As we reach the end of our conversation, I ask Peggy what he does to maintain a healthy balance in general. At the moment, music is the most consistent thing in his life—the feeling of making it is the only thing that hasn’t changed since he was 14 years old. “That’s ultimately what got me where I am,” he explains. “Anywhere I’ve gotten or am going to get is through the music, so that’s the best way to balance it.”
I congratulate him when he tells me about scheduling his first therapy session the following week—he specifically selected a black woman because “nobody’s as mentally strong as a black woman.” He adds, “I want to feel like I’m talking to my mother.” As a person in the industry with notoriety online, he’s constantly challenged to deal with things in real time. Instead of continuing to suffer in silence, he’s committed to breaking the cycle.
“I’m going to do it because none of my family does therapy and we bottle up everything,” he says. “There’s so much trauma that I need to go through, I’ve got to do that.
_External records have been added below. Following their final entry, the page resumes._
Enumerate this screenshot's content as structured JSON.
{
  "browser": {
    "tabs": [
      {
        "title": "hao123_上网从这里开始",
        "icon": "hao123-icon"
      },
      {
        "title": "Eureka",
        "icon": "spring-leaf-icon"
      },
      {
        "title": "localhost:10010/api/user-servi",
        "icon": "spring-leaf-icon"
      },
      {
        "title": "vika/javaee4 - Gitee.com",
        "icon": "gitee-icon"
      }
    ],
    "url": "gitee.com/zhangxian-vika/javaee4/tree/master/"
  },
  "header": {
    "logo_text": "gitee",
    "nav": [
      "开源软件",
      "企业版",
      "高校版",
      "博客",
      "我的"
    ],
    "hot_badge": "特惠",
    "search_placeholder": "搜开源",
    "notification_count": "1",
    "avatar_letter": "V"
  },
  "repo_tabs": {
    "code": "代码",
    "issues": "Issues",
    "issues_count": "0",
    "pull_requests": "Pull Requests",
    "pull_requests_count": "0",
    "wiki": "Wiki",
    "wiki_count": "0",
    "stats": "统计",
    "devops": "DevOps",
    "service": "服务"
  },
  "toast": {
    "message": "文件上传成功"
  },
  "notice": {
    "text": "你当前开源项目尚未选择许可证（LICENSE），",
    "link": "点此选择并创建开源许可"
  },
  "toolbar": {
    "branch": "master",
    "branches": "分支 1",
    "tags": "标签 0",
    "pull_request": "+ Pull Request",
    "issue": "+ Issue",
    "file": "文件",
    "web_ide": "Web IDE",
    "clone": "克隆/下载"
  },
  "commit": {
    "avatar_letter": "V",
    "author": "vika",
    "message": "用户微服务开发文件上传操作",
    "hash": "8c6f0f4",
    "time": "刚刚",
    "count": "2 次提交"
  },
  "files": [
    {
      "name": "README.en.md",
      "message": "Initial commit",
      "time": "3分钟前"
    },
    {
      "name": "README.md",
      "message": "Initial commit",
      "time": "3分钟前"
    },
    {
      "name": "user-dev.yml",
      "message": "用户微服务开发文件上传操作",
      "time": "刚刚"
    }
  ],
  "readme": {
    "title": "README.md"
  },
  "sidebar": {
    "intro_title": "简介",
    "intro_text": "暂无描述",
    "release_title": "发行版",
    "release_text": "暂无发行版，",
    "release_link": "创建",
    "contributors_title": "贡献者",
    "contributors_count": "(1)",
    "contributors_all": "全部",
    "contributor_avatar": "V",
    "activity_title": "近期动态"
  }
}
I need that because even just realizing it puts you in a different level mentally.”
JPEGMAFIA is a survivor, but at the moment’s he’s “buffering, ready to rock.”
“I’m very lucky that I have the mental fortitude to make it through,” he says. “Moving around so much, doing all that shit, it wasn’t easy. But when you’re in something, you don’t think about it. It’s not until afterwards.”